Week 3, Day 1: ArtWorks Creative Writing/Digital Storytelling Cohort

Egos are fragile. The words we speak and the actions we take impact how we perceive ourselves and how we perceive the world. Sometimes the impact is negligible. Sometimes not.

Today, I convinced one of our creative writing/digital storytelling interns to perform one of her original songs. I had heard her quietly singing off stage behind the black curtains in our temporary home at The Lightbox at The Goldman Warehouse. She’s shy, not shy. She has that kind of voice that fights against her nature to be quiet.

Before her performance, we spoke about our projects and the progress that we’ve made. Progress sometimes means limiting ourselves. Cutting out what we can’t do down to what we can. Time is a creative force that pushes the the  megaphone in our face. Or not. We just have to decide if we’re going to speak or remain silent.
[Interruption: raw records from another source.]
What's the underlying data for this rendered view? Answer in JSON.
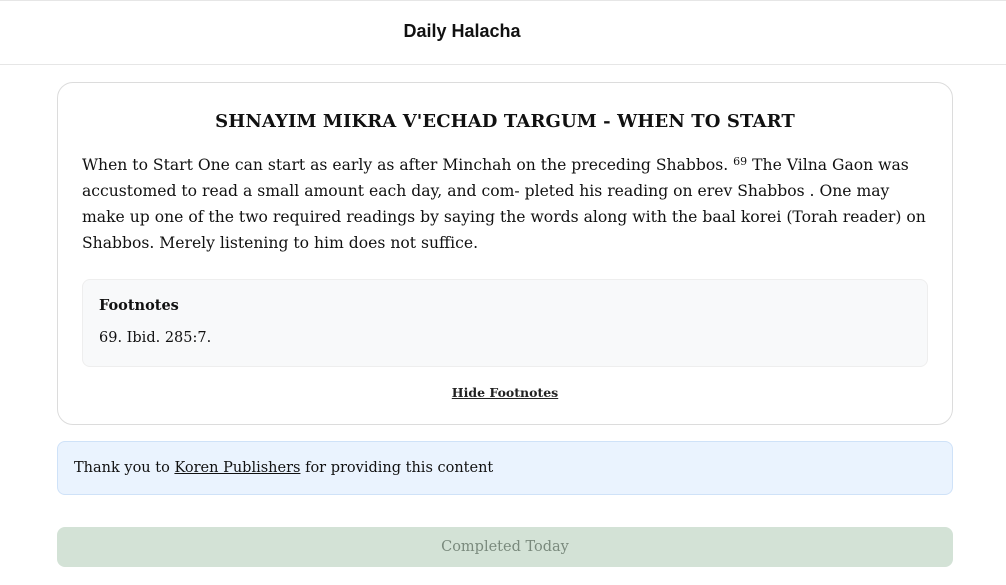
{
  "header": {
    "title": "Daily Halacha"
  },
  "article": {
    "title": "SHNAYIM MIKRA V'ECHAD TARGUM - WHEN TO START",
    "body_before_ref": "When to Start One can start as early as after Minchah on the preceding Shabbos. ",
    "footnote_ref": "69",
    "body_after_ref": " The Vilna Gaon was accustomed to read a small amount each day, and com- pleted his reading on erev Shabbos . One may make up one of the two required readings by saying the words along with the baal korei (Torah reader) on Shabbos. Merely listening to him does not suffice."
  },
  "footnotes": {
    "heading": "Footnotes",
    "items": [
      "69. Ibid. 285:7."
    ],
    "toggle_label": "Hide Footnotes"
  },
  "credit": {
    "prefix": "Thank you to ",
    "publisher": "Koren Publishers",
    "suffix": " for providing this content"
  },
  "status": {
    "completed_label": "Completed Today"
  }
}
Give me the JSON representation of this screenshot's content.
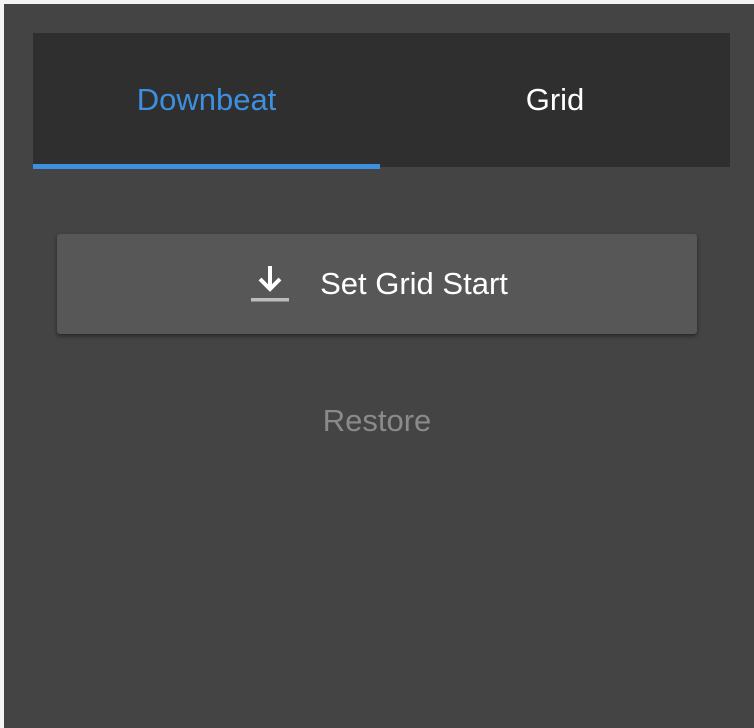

Today, the interns of the creative writing/digital storytelling cohort are finishing their individual projects–a new blog, a series of new blog entries, the first draft of a new novel, a collection of short stories, an audio book, a short documentary film, a performative book of dance poetry.

We won’t finish everything, which is fine. The unfinished will give them something to nag at them when I’m gone–a quiet force in the back of their minds reminding them there’s something left to finish.

My love of (or fascination with) poetry

Herb Sosa interviewed me for Ambiente Magazine.

“Have you ever been at a loss for words? Maybe searched for people that think & express themselves in ways you can relate to, or make you think? Did you think you had to leave the comfort of your beach chair and fly up north to find some Queer culture? Neil de La Flor is changing all that, one word at a time….

Read more of the interview > here.